It's a hugely profitable business. Helping guys to “T it up” has been making a few people very, very rich as an aging male population looks for quick and easy ways to preserve their youth and virility – despite compelling evidence that taking such supplements unnecessarily can greatly increase the chances of stroke and heart attack.
There are arguably some men who can benefit from TRT, or “testosterone replacement therapy” - but their numbers are far smaller than the total number of men who have heeded Big Pharma's call to “T it up.” According to data from the American Medical Association, some 13 million men are using supplemental testosterone – and as many as a quarter of them have not undergone any medical testing beforehand.

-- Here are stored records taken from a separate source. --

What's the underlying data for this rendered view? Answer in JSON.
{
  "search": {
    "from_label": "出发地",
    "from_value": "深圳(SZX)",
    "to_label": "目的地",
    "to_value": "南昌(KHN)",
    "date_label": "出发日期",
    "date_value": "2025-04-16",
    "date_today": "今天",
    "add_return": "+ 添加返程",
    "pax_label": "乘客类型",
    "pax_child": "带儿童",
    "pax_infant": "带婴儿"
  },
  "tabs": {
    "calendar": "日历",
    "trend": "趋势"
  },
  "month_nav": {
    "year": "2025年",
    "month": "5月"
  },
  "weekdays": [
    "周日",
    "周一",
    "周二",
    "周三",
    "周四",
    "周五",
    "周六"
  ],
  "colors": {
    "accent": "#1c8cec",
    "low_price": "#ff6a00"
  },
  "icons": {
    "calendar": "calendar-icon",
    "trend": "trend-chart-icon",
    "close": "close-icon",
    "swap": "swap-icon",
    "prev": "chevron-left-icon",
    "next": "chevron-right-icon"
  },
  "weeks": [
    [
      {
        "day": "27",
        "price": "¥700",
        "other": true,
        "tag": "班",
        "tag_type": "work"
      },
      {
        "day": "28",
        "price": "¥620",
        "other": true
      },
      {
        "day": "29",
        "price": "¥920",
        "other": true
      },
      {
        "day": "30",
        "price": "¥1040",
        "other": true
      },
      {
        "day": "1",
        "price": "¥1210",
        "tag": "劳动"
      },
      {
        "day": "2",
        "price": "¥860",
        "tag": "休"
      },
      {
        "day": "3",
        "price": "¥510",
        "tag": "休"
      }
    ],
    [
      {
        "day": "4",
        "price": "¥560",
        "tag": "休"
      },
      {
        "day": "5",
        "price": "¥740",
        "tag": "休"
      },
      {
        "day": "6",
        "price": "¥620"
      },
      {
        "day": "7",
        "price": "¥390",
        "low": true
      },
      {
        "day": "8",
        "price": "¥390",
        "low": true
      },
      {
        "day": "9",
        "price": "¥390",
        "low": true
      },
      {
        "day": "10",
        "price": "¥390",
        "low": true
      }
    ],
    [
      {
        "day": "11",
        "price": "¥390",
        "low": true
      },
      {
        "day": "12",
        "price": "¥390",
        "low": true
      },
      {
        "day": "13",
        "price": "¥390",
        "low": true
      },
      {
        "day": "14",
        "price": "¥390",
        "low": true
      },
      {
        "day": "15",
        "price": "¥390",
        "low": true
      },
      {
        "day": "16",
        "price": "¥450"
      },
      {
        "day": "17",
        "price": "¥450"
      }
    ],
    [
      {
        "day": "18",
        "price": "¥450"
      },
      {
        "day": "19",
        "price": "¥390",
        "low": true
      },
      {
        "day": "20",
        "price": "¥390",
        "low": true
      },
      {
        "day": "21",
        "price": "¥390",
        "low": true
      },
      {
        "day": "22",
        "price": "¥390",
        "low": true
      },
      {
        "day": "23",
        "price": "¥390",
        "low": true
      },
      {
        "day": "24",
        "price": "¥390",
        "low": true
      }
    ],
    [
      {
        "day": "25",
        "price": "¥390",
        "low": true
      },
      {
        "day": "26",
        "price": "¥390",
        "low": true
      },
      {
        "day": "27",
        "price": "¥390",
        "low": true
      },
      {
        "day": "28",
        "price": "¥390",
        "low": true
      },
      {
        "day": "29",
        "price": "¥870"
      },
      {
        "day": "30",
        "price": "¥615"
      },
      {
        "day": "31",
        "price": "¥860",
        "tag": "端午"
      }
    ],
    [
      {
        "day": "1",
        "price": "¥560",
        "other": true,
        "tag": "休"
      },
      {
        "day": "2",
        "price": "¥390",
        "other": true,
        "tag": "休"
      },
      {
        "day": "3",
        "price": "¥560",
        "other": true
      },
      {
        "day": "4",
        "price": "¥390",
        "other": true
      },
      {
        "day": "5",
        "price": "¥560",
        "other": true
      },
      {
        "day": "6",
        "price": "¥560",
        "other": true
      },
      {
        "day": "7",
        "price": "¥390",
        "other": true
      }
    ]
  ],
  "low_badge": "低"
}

While men – encouraged by a clever marketing campaign – have been lining up around the block in order to “T it up,” the drug companies pushing this alleged “fountain of youth” have gotten more bad news this week.
In the wake of FDA investigations in to the overuse of testosterone supplements – increasingly supported by the medical profession – at least one manufacturer of these supplements is starting to feel pain as a result.
The company is Australian biotech firm Acrux, which sells a testosterone replacement drug known as Axiron. Only last year, Acrux signed a deal with U.S. drugmaker Eli Lilly, allowing the latter to sell Axiron under license. Global sales of Axiron in 2013 alone generated nearly $180 million – of which Acrux is to receive a $25 million bonus on top of royalties.
It's not good news for Big Pharma, which has been making a killing (literally) with their slick ad campaign warning guys about the hazards of “Low T” and encouraging them to “T it up.” But it's high time it happened.
When a prominent reporter for a major national magazine, known for his defense of “Big Pharma” starts criticizing that same industry for its behavior, you know something is definitely wrong.